Why: We've paid a lot of attention to the holes Iowa has to fill at running back, receiver and defensive line, but the offensive line is a concern as well. The Hawkeyes lose three starters and both tackles. One of the best linemen in the Big Ten, Reiff skipped his senior year and is expected to be selected in the first half of the first round of the NFL draft.
Replacement candidates: Andrew Donnal (6-7, 302, Soph.); Brandon Scherff (6-5, 310, Soph); Brett Van Sloten (6-7, 292, Jr.); Nolan MacMillan (6-6, 290, Jr.); Ryan Ward (6-6, 270, incoming freshman).
The skinny: Donnal was a highly regarded recruit who backed up Reiff last season as a redshirt freshman. He is clearly being groomed to take over at left tackle. Scherff has seen some time at guard and tackle, but needs to improve. Van Sloten is more likely to push for the starting job at right tackle. McMillan started at guard as a freshman in 2010, but missed all of last season with an injury. Ward has potential, but it would be surprising to see a true freshman play a significant role at left tackle. While Reiff leaves some literal and figurative big shoes to fill, Iowa has been very good at developing offensive linemen under Kirk Ferentz, and has some big bodies to work with this offseason.
Posted by ESPN.com's Adam Rittenberg
After a stellar end-of-year finish capped by an Outback Bowl victory, Iowa is up third on the recruiting rundown.
Number of recruits: 19
Key needs: Wide receiver, tight end, offensive line
Highest-rated player (Scouts Inc.): Keenan Davis (No. 16 nationally among wide receivers)
The quote: "It's a class we're comfortable with. I don't know where we're ranked this year. Once you get past that first 10, I think everyone is throwing darts. We've had a history of finding the right guys, hoping to find the right guys." -- head coach Kirk Ferentz, on the recruiting rankings
Quick take: This is another small class that ranks near the bottom of the Big Ten in terms of prestige. But anyone that follows Iowa's history for most of Ferentz's tenure knows the Hawkeyes usually get more from less on the field. Wideouts Davis and Jordan Cotton replenish a position that needs more dynamic players, and offensive tackles Nolan MacMillan and Brett Van Sloten could bookend the Hawkeyes' starting offensive line in the near future. The 2010 class will be far more important for Ferentz and Iowa, which will need to replace key pieces at linebacker, defensive line and defensive back. Last year's finish, a top-20 preseason ranking and the decrease in disciplinary issues should pay off for Iowa on the recruiting trail.

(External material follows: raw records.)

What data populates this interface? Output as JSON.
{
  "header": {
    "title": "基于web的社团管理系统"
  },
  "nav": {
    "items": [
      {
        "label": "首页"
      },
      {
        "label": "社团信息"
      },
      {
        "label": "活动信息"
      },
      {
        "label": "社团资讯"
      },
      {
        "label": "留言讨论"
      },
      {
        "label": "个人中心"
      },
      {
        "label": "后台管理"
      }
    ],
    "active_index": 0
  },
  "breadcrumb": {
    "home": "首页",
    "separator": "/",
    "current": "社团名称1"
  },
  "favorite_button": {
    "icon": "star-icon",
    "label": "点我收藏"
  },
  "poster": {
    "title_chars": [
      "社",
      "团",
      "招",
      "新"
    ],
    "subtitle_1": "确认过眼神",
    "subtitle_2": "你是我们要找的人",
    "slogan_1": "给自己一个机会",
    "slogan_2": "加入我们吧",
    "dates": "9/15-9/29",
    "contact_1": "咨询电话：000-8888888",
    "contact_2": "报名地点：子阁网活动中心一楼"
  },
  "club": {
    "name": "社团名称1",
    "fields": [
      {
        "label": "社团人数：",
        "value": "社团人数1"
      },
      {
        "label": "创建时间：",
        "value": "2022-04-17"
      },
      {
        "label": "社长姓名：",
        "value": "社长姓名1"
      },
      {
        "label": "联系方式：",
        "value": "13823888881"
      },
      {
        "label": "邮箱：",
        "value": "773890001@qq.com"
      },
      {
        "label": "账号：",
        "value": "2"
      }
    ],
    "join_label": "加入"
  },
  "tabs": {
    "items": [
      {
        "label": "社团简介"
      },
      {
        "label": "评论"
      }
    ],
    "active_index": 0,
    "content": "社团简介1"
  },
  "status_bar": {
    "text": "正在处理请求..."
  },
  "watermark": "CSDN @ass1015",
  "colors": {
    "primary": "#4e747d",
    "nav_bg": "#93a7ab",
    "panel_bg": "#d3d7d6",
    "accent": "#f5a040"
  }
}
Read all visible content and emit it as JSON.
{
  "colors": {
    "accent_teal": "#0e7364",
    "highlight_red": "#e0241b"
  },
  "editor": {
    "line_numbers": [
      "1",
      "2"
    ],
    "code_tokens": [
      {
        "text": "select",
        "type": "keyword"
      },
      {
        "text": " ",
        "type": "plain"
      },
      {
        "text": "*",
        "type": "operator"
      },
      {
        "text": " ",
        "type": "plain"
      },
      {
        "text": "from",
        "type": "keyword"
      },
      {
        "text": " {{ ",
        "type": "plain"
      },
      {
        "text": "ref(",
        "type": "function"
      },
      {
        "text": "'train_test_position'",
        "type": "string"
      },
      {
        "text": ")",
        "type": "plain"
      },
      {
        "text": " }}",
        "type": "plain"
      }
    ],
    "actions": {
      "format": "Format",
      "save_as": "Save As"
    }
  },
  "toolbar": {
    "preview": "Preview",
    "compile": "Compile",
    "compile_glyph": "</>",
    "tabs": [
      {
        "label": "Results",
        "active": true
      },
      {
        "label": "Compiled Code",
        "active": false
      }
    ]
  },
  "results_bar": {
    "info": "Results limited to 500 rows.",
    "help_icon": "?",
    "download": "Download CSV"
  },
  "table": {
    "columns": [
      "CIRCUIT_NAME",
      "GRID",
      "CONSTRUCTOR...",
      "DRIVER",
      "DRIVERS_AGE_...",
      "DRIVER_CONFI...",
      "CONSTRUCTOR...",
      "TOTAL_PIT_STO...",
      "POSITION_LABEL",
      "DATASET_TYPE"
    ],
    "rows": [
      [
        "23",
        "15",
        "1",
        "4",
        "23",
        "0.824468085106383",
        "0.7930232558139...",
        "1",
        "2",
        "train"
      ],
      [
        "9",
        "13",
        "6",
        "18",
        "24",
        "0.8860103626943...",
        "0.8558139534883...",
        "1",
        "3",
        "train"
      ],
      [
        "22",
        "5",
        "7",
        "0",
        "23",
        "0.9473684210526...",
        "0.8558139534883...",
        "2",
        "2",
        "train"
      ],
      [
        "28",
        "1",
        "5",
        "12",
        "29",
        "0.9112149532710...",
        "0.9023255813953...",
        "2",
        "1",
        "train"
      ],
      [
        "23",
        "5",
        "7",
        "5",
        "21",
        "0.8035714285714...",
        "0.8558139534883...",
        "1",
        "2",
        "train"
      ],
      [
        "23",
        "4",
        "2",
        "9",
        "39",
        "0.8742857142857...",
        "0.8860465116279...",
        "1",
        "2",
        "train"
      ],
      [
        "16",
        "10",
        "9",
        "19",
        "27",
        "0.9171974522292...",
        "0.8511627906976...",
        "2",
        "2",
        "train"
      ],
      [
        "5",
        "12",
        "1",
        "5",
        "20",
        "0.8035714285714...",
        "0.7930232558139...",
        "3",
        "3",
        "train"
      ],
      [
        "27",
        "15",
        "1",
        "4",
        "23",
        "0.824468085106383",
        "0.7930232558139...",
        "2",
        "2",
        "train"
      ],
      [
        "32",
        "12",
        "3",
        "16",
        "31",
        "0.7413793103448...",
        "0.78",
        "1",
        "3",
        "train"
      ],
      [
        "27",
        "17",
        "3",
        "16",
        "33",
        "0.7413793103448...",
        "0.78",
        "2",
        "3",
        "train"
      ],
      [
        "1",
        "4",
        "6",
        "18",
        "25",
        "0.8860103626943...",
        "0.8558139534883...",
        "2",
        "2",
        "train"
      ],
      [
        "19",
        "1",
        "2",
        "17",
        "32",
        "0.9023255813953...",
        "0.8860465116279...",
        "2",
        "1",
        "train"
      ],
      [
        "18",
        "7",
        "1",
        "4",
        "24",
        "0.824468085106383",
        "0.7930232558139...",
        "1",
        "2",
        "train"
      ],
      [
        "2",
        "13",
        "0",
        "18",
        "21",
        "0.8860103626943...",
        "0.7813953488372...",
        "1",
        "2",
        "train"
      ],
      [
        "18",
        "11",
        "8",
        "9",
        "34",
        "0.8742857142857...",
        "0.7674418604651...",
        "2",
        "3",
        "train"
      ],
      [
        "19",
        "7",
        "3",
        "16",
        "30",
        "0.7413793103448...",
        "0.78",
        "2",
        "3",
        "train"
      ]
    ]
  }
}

BIG TEN SCOREBOARD
11:00 AM ET Nevada Louisiana-Lafayette 2:20 PM ET Utah State UTEP 3:30 PM ET 22 Utah Colorado State 5:45 PM ET Western Michigan Air Force 9:15 PM ET South Alabama Bowling Green
6:00 PM ET Marshall Northern Illinois 9:30 PM ET Navy San Diego State
12:00 PM ET Central Michigan Western Kentucky 8:00 PM ET Fresno State Rice
1:00 PM ET Illinois Louisiana Tech 4:30 PM ET Rutgers North Carolina 8:00 PM ET North Carolina State UCF
1:00 PM ET Cincinnati Virginia Tech 2:00 PM ET 15 Arizona State Duke 3:30 PM ET Miami (FL) South Carolina 4:30 PM ET Boston College Penn State 8:00 PM ET Nebraska 24 USC
2:00 PM ET Texas A&M West Virginia 5:30 PM ET Oklahoma 17 Clemson 9:00 PM ET Arkansas Texas
3:00 PM ET Notre Dame 23 LSU 6:30 PM ET 13 Georgia 21 Louisville 10:00 PM ET Maryland Stanford
12:30 PM ET 9 Ole Miss 6 TCU 4:00 PM ET 20 Boise State 10 Arizona 8:00 PM ET 7 Mississippi State 12 Georgia Tech
12:00 PM ET 19 Auburn 18 Wisconsin 12:30 PM ET 8 Michigan State 5 Baylor 1:00 PM ET 16 Missouri 25 Minnesota 5:00 PM ET 2 Oregon 3 Florida State 8:30 PM ET 1 Alabama 4 Ohio State
12:00 PM ET Houston Pittsburgh 3:20 PM ET Iowa Tennessee 6:45 PM ET 11 Kansas State 14 UCLA 10:15 PM ET Washington Oklahoma State